▶ **What to do**: What lines in the data hold the string "group"? Show them.

▶ **Records for the exercise**:
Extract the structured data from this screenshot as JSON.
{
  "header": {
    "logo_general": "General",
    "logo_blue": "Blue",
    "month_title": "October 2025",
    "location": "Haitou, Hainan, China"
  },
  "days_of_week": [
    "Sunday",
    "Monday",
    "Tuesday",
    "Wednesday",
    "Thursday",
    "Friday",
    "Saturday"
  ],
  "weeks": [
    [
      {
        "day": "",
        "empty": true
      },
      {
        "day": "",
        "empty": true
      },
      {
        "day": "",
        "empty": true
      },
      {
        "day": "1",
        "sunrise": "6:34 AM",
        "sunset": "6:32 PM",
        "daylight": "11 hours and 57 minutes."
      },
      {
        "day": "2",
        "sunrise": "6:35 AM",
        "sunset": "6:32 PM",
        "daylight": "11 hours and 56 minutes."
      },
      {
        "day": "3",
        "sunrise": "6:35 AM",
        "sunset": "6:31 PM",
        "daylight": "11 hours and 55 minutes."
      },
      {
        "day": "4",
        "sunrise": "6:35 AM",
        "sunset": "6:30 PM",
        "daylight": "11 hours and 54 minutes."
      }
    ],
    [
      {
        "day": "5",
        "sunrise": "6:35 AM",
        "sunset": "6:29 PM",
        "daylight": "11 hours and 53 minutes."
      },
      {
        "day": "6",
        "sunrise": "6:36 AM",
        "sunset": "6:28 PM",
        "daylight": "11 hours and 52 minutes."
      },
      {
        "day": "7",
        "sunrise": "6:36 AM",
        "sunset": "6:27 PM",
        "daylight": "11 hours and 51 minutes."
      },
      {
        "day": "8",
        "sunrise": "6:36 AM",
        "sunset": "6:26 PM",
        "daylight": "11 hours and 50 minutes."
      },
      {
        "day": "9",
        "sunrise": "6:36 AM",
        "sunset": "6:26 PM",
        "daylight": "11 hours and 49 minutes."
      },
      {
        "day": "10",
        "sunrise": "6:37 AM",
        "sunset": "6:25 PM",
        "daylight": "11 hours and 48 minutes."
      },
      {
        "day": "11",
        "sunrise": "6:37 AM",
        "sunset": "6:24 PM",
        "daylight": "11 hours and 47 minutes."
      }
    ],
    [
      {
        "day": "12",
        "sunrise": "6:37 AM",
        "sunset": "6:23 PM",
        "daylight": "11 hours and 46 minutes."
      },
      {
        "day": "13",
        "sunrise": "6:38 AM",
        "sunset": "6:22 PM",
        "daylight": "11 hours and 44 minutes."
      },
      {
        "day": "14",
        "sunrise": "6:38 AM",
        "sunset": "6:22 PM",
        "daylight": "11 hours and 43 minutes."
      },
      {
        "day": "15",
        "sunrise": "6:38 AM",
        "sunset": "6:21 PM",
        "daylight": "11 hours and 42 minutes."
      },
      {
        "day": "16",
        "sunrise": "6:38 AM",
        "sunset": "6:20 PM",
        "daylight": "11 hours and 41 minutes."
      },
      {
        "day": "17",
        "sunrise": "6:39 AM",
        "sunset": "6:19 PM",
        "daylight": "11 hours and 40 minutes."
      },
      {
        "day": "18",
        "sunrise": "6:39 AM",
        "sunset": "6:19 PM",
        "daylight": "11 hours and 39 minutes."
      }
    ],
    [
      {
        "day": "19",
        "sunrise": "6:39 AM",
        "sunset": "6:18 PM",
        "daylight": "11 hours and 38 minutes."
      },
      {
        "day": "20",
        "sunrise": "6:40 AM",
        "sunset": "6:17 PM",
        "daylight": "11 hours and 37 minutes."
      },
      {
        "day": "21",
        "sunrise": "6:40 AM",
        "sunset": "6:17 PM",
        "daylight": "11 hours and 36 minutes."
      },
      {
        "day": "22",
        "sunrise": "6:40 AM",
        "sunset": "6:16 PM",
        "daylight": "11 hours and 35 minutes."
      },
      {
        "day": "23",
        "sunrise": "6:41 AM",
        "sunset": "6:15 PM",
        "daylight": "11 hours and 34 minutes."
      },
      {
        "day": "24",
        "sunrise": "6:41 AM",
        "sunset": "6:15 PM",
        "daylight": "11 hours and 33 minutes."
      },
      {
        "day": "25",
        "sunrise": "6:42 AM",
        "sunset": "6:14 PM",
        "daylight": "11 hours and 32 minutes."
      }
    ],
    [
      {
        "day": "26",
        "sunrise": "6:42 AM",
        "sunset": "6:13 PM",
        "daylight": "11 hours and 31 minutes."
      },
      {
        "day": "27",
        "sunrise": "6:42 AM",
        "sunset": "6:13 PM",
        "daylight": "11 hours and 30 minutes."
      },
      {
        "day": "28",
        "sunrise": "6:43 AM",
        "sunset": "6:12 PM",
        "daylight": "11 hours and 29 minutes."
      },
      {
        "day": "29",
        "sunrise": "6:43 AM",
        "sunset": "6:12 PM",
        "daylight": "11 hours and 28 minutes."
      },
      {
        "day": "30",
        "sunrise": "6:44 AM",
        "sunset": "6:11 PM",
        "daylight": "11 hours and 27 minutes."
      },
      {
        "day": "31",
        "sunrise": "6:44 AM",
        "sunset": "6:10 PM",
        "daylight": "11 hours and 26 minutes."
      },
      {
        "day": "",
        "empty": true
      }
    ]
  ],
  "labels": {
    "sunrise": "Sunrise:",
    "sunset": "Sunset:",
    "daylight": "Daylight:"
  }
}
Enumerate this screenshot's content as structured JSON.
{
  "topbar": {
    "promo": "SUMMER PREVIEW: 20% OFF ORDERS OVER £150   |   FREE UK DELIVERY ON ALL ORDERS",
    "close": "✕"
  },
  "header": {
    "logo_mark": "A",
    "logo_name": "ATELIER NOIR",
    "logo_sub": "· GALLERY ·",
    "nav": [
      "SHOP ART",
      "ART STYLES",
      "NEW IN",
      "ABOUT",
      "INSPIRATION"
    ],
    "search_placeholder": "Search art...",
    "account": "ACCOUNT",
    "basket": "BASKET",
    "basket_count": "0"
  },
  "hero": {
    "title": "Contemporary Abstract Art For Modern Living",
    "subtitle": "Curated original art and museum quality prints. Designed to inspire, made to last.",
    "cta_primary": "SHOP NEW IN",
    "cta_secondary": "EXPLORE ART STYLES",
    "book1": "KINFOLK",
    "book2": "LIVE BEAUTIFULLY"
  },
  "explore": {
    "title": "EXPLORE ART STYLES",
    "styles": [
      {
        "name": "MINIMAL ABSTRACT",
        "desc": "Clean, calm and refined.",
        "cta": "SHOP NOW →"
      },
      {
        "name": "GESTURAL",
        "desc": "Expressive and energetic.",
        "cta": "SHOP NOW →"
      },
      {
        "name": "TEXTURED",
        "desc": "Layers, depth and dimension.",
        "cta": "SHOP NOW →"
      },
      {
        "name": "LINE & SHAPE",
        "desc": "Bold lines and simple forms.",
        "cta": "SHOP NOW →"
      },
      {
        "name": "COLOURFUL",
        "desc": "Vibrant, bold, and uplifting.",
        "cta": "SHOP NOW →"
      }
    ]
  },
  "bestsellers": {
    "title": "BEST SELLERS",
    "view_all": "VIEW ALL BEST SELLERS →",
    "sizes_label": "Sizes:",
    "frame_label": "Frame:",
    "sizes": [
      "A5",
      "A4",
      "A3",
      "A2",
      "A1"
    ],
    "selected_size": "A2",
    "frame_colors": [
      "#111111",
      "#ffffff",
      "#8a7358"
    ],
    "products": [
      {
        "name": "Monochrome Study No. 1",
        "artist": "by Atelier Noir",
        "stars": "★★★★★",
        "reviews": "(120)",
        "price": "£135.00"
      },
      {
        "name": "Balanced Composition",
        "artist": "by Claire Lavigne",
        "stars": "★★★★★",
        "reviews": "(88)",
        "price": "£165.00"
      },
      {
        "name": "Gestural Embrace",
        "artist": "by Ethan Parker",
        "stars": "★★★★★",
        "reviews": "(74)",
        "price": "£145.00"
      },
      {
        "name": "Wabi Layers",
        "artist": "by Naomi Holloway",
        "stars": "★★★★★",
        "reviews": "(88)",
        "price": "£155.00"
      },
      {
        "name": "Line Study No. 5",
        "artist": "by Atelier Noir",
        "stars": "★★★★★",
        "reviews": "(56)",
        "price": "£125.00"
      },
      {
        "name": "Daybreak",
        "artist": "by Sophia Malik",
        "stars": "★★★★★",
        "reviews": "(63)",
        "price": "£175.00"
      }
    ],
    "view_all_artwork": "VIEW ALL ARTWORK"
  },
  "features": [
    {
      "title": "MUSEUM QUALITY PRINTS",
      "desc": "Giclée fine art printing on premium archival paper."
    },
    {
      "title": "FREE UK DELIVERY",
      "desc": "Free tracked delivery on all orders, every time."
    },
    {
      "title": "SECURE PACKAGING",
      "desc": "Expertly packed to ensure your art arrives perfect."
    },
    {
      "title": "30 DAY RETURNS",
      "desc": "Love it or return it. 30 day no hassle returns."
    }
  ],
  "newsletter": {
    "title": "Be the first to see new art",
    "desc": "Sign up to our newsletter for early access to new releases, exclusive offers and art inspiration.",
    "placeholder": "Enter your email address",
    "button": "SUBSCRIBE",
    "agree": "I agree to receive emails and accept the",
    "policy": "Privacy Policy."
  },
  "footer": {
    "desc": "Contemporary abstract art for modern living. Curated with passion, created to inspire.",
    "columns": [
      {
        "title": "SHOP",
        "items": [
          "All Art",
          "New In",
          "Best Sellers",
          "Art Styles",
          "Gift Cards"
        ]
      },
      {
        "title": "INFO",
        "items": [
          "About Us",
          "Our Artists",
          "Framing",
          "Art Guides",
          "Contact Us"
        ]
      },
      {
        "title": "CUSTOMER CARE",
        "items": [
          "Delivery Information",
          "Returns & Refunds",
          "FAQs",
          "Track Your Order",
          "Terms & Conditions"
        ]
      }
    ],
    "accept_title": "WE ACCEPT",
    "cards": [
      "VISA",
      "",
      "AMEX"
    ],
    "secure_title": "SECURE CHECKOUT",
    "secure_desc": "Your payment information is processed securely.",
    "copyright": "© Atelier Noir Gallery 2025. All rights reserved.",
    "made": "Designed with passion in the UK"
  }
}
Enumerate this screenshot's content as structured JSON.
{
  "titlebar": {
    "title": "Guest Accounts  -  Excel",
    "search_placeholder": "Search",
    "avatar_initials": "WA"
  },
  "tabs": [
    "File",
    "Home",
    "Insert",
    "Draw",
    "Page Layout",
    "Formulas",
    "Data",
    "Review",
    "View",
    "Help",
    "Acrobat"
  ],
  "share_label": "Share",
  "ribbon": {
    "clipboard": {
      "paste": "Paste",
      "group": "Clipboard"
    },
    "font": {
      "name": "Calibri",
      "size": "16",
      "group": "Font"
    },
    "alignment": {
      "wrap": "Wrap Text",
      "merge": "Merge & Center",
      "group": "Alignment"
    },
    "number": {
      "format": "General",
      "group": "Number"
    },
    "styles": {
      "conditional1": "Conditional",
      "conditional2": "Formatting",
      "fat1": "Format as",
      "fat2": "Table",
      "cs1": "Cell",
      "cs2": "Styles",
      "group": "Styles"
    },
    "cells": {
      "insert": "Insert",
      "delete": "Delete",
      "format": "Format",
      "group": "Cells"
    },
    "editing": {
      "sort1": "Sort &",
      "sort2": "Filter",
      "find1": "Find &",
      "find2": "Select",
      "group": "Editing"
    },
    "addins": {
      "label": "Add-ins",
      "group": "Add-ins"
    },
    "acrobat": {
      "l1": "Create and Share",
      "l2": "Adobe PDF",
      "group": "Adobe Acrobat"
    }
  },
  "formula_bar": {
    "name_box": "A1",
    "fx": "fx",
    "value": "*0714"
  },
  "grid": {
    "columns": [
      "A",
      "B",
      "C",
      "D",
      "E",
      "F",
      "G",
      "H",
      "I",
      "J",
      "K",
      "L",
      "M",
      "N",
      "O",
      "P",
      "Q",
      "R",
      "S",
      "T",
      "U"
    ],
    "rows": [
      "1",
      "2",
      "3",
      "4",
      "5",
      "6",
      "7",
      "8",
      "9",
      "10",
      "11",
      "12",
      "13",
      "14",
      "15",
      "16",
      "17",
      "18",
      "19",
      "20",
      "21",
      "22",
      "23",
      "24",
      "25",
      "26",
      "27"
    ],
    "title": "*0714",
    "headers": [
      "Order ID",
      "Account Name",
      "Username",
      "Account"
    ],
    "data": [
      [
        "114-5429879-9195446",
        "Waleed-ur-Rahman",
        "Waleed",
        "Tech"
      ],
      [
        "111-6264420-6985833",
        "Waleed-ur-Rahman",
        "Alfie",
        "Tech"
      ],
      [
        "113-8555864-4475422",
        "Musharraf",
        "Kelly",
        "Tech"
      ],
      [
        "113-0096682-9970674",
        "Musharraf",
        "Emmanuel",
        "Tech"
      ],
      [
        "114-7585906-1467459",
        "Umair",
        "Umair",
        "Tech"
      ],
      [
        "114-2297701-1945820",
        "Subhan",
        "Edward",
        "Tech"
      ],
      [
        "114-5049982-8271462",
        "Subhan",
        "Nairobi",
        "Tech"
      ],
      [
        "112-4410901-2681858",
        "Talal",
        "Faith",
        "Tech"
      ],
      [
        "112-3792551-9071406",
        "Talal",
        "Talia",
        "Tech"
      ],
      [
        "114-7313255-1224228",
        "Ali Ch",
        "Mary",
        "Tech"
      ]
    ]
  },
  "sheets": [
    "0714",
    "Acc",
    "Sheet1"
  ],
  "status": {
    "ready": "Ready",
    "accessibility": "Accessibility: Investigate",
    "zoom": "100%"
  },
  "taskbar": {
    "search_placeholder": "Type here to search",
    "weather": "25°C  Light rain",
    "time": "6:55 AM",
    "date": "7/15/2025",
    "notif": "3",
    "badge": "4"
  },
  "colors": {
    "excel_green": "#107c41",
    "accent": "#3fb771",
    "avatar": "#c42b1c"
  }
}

▶ **Finished task**:
      "group": "Clipboard"
      "group": "Font"
      "group": "Alignment"
      "group": "Number"
      "group": "Styles"
      "group": "Cells"
      "group": "Editing"
      "group": "Add-ins"
      "group": "Adobe Acrobat"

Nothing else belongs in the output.